DATASET EXTRACT:
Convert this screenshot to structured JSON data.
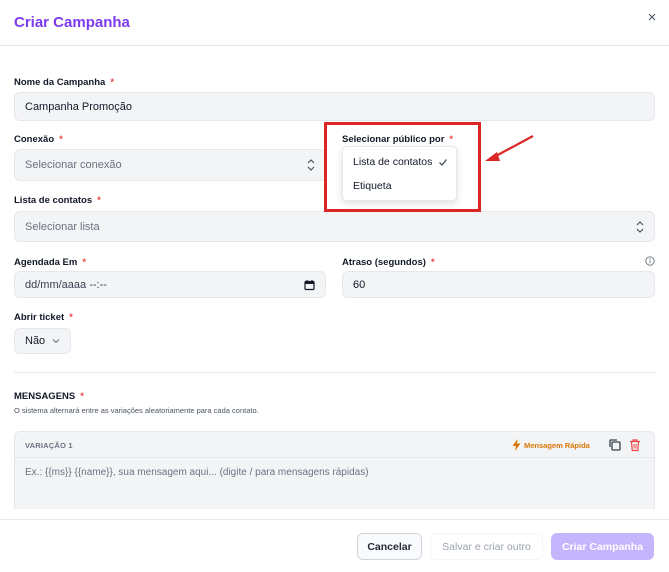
{
  "dialog": {
    "title": "Criar Campanha",
    "close_glyph": "×"
  },
  "form": {
    "required_mark": "*",
    "campaign_name": {
      "label": "Nome da Campanha",
      "value": "Campanha Promoção"
    },
    "connection": {
      "label": "Conexão",
      "placeholder": "Selecionar conexão"
    },
    "audience": {
      "label": "Selecionar público por",
      "options": [
        "Lista de contatos",
        "Etiqueta"
      ],
      "selected": "Lista de contatos"
    },
    "contact_list": {
      "label": "Lista de contatos",
      "placeholder": "Selecionar lista"
    },
    "scheduled_at": {
      "label": "Agendada Em",
      "placeholder": "dd/mm/aaaa  --:--"
    },
    "delay": {
      "label": "Atraso (segundos)",
      "value": "60"
    },
    "open_ticket": {
      "label": "Abrir ticket",
      "value": "Não"
    }
  },
  "messages": {
    "heading": "MENSAGENS",
    "description": "O sistema alternará entre as variações aleatoriamente para cada contato.",
    "variation": {
      "title": "VARIAÇÃO 1",
      "quick_message_label": "Mensagem Rápida",
      "placeholder": "Ex.: {{ms}} {{name}}, sua mensagem aqui... (digite / para mensagens rápidas)"
    }
  },
  "footer": {
    "cancel_label": "Cancelar",
    "save_create_other_label": "Salvar e criar outro",
    "create_label": "Criar Campanha"
  },
  "colors": {
    "brand": "#7c3aed",
    "brand_disabled": "#c4b5fd",
    "required": "#ef4444",
    "quick_message": "#d97706",
    "highlight": "#dc2626"
  },
  "icons": [
    "close-icon",
    "updown-chevron-icon",
    "info-icon",
    "calendar-icon",
    "chevron-down-icon",
    "lightning-icon",
    "copy-icon",
    "trash-icon",
    "check-icon",
    "arrow-annotation"
  ]
}
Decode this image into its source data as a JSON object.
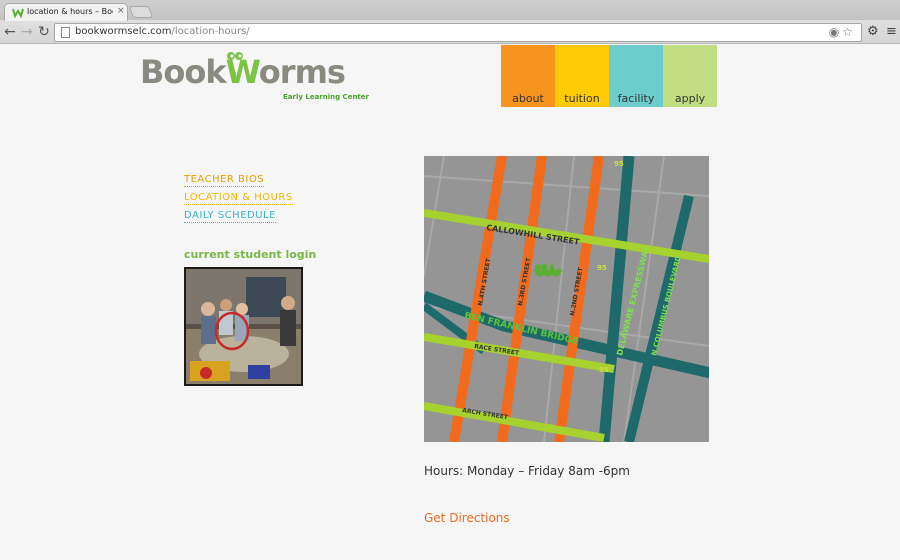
{
  "browser": {
    "tab_title": "location & hours – Book W",
    "tab_close": "×",
    "url_host": "bookwormselc.com",
    "url_path": "/location-hours/"
  },
  "logo": {
    "word1": "Book",
    "word2_first": "W",
    "word2_rest": "orms",
    "subtitle": "Early Learning Center"
  },
  "nav": {
    "about": "about",
    "tuition": "tuition",
    "facility": "facility",
    "apply": "apply"
  },
  "sidebar": {
    "links": [
      "TEACHER BIOS",
      "LOCATION & HOURS",
      "DAILY SCHEDULE"
    ],
    "login_title": "current student login"
  },
  "map": {
    "streets": {
      "callowhill": "CALLOWHILL STREET",
      "ben_franklin": "BEN FRANKLIN BRIDGE",
      "race": "RACE STREET",
      "arch": "ARCH STREET",
      "n4th": "N.4TH STREET",
      "n3rd": "N.3RD STREET",
      "n2nd": "N.2ND STREET",
      "delaware": "DELAWARE EXPRESSWAY",
      "columbus": "N.COLUMBUS BOULEVARD"
    },
    "route_number": "95"
  },
  "main": {
    "hours": "Hours: Monday – Friday 8am -6pm",
    "directions": "Get Directions"
  },
  "colors": {
    "orange": "#f7941d",
    "yellow": "#ffcb05",
    "teal": "#6dcdcd",
    "green": "#c1de82",
    "map_street": "#f26b1d",
    "map_cross": "#a6d12f",
    "map_highway": "#1e6a6a"
  }
}
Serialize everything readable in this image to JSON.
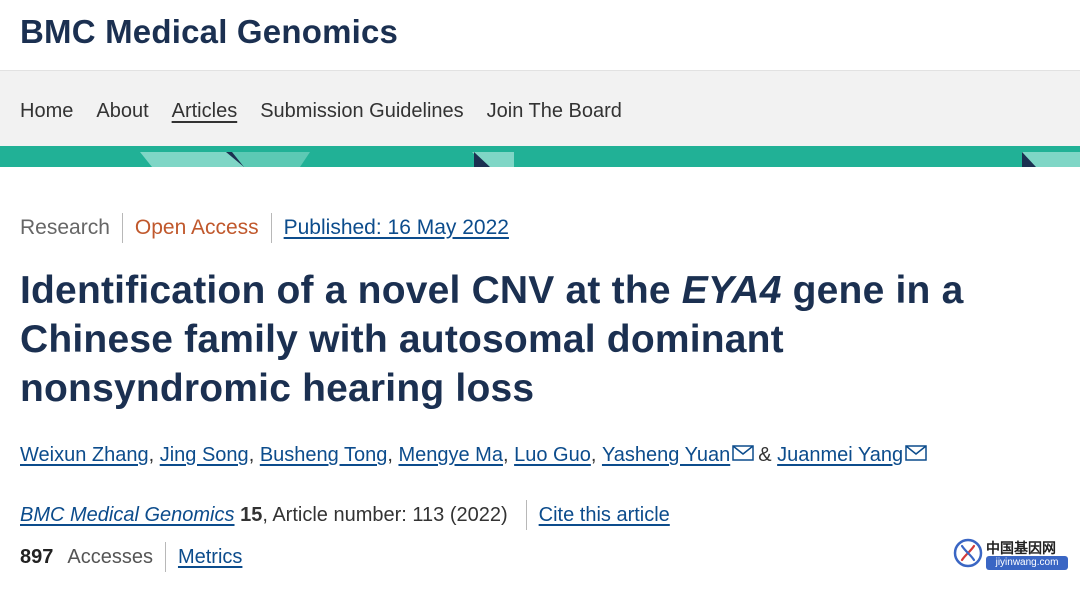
{
  "header": {
    "journal_title": "BMC Medical Genomics"
  },
  "nav": {
    "items": [
      {
        "label": "Home",
        "active": false
      },
      {
        "label": "About",
        "active": false
      },
      {
        "label": "Articles",
        "active": true
      },
      {
        "label": "Submission Guidelines",
        "active": false
      },
      {
        "label": "Join The Board",
        "active": false
      }
    ]
  },
  "article": {
    "type": "Research",
    "access": "Open Access",
    "published": "Published: 16 May 2022",
    "title_before": "Identification of a novel CNV at the ",
    "title_gene": "EYA4",
    "title_after": " gene in a Chinese family with autosomal dominant nonsyndromic hearing loss",
    "authors": [
      "Weixun Zhang",
      "Jing Song",
      "Busheng Tong",
      "Mengye Ma",
      "Luo Guo",
      "Yasheng Yuan",
      "Juanmei Yang"
    ],
    "author_separator": ",",
    "author_last_separator": "&",
    "citation": {
      "journal": "BMC Medical Genomics",
      "volume": "15",
      "rest": ", Article number: 113 (2022)",
      "cite_link": "Cite this article"
    },
    "accesses_count": "897",
    "accesses_label": "Accesses",
    "metrics_link": "Metrics"
  },
  "watermark": {
    "cn_text": "中国基因网",
    "url": "jiyinwang.com"
  },
  "colors": {
    "brand_navy": "#1b3051",
    "link_blue": "#0c4c8c",
    "open_access": "#c0582c",
    "band_teal": "#21b196"
  }
}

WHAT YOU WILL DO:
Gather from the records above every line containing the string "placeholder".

RESULT OF THIS EXERCISE:
      "placeholder": "Selecionar conexão"
      "placeholder": "Selecionar lista"
      "placeholder": "dd/mm/aaaa  --:--"
      "placeholder": "Ex.: {{ms}} {{name}}, sua mensagem aqui... (digite / para mensagens rápidas)"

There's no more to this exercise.